Entries from a dataset of interfaces
<<<<

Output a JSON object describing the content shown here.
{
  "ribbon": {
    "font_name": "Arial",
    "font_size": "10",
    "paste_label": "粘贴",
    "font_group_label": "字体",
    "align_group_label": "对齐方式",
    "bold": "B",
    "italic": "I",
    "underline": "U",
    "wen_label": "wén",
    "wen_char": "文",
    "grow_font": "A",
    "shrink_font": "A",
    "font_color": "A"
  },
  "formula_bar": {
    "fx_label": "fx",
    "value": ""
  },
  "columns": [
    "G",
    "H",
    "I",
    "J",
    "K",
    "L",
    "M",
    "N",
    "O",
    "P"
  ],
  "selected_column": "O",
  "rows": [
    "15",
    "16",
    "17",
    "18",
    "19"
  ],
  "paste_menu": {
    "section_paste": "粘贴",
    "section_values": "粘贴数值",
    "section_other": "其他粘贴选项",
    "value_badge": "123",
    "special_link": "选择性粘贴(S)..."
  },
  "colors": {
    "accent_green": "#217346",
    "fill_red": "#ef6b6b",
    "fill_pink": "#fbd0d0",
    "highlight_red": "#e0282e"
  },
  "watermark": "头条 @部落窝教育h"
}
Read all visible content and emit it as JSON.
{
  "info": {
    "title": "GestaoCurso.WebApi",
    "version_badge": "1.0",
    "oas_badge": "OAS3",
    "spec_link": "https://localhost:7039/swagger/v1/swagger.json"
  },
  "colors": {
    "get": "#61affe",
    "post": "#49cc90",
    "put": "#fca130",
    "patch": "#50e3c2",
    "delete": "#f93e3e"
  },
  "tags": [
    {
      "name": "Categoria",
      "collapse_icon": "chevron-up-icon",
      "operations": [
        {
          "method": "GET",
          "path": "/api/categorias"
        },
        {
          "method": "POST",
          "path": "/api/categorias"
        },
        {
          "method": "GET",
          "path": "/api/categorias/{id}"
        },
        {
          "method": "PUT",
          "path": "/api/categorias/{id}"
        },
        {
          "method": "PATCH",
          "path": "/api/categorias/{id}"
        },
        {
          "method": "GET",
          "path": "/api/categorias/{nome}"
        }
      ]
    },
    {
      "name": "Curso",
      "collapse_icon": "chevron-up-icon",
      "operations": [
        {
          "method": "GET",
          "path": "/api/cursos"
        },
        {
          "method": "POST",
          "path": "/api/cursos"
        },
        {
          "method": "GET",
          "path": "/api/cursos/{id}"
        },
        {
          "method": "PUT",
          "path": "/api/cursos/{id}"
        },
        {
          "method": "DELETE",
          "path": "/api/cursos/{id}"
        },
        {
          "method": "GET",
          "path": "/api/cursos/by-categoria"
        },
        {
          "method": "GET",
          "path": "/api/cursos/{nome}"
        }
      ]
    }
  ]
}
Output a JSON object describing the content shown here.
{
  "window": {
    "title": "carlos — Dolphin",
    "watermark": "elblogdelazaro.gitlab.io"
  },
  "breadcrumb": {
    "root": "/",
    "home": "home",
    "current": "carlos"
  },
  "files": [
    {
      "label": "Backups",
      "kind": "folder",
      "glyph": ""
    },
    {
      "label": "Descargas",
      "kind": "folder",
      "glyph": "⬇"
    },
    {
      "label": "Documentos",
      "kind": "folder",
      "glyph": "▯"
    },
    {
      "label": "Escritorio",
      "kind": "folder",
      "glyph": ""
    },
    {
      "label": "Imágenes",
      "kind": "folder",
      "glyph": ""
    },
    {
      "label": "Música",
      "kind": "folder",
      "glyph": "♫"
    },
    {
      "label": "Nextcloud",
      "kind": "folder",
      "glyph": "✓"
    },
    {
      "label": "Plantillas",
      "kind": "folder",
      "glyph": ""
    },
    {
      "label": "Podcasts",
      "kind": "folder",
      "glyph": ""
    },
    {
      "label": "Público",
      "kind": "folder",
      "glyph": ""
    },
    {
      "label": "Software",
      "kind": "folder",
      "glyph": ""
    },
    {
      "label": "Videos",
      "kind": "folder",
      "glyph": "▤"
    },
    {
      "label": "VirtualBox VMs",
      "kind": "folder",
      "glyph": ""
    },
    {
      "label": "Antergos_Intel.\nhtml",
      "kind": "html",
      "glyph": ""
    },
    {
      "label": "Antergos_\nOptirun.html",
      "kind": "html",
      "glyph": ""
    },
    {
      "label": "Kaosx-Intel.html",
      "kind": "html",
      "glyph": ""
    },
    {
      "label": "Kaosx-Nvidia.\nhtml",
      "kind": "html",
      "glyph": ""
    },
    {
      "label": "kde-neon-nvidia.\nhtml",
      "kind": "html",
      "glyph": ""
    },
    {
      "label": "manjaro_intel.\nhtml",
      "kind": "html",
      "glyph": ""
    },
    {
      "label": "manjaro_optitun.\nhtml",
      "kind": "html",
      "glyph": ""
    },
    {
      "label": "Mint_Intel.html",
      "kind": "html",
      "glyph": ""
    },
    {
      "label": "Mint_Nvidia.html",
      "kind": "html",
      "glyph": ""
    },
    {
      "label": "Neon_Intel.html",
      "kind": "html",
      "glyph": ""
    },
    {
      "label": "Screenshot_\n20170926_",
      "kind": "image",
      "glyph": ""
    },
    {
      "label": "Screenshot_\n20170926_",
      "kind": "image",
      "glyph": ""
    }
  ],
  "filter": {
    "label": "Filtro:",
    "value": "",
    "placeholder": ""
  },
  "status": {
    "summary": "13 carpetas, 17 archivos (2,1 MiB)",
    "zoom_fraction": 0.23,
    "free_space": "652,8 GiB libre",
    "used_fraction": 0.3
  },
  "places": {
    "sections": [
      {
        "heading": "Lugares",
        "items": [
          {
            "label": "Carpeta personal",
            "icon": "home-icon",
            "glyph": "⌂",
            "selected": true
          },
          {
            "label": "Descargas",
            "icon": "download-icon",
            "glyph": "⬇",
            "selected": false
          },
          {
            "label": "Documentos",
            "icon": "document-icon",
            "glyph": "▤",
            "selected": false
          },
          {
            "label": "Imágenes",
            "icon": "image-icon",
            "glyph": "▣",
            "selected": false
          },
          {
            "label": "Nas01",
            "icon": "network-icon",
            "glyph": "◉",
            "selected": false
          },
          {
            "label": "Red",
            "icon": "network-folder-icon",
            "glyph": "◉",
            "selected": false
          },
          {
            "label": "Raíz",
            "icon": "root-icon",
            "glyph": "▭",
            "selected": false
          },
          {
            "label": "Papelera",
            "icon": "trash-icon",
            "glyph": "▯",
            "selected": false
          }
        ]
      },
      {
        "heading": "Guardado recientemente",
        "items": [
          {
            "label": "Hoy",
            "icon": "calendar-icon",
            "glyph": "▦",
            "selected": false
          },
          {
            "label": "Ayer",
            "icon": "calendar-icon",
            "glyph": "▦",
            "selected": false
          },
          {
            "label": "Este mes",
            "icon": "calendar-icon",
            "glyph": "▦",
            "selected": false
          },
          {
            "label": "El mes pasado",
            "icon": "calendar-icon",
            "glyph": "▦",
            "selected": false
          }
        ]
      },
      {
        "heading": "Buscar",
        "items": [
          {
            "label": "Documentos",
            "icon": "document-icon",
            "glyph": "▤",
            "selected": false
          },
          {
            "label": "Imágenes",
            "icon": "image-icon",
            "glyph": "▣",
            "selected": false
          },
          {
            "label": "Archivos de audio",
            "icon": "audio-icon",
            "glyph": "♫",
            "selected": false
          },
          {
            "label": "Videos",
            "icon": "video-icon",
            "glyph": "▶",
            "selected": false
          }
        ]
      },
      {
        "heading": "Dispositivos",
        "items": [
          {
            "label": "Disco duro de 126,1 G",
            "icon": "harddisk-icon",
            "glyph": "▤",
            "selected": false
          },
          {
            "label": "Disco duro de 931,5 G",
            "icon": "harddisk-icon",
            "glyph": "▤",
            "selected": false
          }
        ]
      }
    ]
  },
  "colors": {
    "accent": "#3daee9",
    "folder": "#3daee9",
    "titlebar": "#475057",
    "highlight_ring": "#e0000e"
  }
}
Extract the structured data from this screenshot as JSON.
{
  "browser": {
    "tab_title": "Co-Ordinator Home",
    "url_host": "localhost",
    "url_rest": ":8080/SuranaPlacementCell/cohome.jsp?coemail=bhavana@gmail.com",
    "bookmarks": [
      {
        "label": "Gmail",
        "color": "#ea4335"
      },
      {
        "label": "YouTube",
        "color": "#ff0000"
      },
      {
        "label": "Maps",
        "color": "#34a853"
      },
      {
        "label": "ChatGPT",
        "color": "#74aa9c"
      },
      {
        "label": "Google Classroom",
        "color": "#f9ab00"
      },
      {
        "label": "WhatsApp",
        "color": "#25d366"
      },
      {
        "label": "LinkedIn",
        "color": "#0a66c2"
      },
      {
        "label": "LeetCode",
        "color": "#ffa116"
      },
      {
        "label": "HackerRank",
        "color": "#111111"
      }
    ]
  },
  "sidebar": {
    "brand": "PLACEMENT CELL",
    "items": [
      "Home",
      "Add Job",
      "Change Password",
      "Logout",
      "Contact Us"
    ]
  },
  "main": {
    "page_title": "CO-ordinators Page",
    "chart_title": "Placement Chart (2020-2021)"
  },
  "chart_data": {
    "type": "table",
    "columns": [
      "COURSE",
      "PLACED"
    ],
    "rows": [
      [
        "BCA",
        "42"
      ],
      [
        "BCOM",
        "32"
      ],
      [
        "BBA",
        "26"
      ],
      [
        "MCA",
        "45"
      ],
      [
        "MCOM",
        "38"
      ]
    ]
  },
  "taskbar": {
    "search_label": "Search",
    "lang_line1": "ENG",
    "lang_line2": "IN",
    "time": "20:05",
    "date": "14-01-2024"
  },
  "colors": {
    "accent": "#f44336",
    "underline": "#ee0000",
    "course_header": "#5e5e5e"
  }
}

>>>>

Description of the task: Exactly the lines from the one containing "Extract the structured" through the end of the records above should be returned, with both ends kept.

Task output:
Extract the structured data from this screenshot as JSON.
{
  "browser": {
    "tab_title": "Co-Ordinator Home",
    "url_host": "localhost",
    "url_rest": ":8080/SuranaPlacementCell/cohome.jsp?coemail=bhavana@gmail.com",
    "bookmarks": [
      {
        "label": "Gmail",
        "color": "#ea4335"
      },
      {
        "label": "YouTube",
        "color": "#ff0000"
      },
      {
        "label": "Maps",
        "color": "#34a853"
      },
      {
        "label": "ChatGPT",
        "color": "#74aa9c"
      },
      {
        "label": "Google Classroom",
        "color": "#f9ab00"
      },
      {
        "label": "WhatsApp",
        "color": "#25d366"
      },
      {
        "label": "LinkedIn",
        "color": "#0a66c2"
      },
      {
        "label": "LeetCode",
        "color": "#ffa116"
      },
      {
        "label": "HackerRank",
        "color": "#111111"
      }
    ]
  },
  "sidebar": {
    "brand": "PLACEMENT CELL",
    "items": [
      "Home",
      "Add Job",
      "Change Password",
      "Logout",
      "Contact Us"
    ]
  },
  "main": {
    "page_title": "CO-ordinators Page",
    "chart_title": "Placement Chart (2020-2021)"
  },
  "chart_data": {
    "type": "table",
    "columns": [
      "COURSE",
      "PLACED"
    ],
    "rows": [
      [
        "BCA",
        "42"
      ],
      [
        "BCOM",
        "32"
      ],
      [
        "BBA",
        "26"
      ],
      [
        "MCA",
        "45"
      ],
      [
        "MCOM",
        "38"
      ]
    ]
  },
  "taskbar": {
    "search_label": "Search",
    "lang_line1": "ENG",
    "lang_line2": "IN",
    "time": "20:05",
    "date": "14-01-2024"
  },
  "colors": {
    "accent": "#f44336",
    "underline": "#ee0000",
    "course_header": "#5e5e5e"
  }
}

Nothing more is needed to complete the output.